Assignment
Return, from the data below, each line that contains the word "vaccination".

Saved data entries
=-=-=-=-=

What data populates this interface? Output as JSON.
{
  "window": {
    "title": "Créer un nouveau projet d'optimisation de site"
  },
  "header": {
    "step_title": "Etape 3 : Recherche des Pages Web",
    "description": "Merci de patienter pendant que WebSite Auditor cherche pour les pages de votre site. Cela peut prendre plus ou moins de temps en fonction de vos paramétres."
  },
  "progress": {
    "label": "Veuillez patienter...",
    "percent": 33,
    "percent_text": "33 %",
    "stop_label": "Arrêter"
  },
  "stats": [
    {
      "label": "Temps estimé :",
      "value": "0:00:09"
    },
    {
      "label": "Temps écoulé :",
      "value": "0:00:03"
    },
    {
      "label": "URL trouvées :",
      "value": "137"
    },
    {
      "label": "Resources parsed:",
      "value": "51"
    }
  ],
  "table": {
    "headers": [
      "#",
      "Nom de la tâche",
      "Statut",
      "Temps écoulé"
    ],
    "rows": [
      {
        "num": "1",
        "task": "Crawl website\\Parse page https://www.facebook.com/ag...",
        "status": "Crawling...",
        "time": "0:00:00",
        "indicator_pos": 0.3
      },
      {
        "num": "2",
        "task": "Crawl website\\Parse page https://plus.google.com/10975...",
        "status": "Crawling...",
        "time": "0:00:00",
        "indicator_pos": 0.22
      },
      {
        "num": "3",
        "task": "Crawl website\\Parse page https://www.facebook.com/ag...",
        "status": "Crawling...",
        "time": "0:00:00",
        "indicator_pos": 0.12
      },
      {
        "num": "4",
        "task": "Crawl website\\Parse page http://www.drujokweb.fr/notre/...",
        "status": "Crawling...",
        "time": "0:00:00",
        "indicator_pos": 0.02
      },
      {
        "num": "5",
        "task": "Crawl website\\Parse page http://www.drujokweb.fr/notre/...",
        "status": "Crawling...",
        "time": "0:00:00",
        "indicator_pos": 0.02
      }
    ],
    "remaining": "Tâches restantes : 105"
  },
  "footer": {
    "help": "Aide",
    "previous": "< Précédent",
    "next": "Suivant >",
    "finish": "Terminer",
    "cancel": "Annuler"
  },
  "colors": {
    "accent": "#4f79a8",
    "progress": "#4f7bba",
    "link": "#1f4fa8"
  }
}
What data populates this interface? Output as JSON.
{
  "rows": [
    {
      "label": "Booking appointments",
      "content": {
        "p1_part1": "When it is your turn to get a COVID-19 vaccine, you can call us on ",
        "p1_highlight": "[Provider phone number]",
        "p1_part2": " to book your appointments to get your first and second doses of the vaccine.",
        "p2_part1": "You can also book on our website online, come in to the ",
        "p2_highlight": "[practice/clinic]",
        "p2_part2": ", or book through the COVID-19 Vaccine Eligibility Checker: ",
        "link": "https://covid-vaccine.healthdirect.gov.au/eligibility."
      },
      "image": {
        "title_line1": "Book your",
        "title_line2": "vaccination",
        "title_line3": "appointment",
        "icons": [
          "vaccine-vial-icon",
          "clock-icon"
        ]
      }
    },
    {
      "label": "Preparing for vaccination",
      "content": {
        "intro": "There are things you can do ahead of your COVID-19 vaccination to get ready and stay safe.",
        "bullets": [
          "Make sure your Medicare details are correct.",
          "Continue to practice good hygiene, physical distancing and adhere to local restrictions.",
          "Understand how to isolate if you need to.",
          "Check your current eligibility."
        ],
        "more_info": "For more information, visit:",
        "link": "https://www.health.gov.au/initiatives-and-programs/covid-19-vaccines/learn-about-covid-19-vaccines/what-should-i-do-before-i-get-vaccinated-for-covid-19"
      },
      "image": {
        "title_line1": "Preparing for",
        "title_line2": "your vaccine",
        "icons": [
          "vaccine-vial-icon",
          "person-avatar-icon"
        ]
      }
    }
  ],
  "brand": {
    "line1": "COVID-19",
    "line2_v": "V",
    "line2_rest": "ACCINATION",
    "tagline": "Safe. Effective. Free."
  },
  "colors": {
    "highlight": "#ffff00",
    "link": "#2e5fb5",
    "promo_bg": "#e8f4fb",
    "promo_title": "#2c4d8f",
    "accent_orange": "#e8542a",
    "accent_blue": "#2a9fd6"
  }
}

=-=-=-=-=

Answer for this exercise
        "title_line2": "vaccination",
      "label": "Preparing for vaccination",
        "intro": "There are things you can do ahead of your COVID-19 vaccination to get ready and stay safe.",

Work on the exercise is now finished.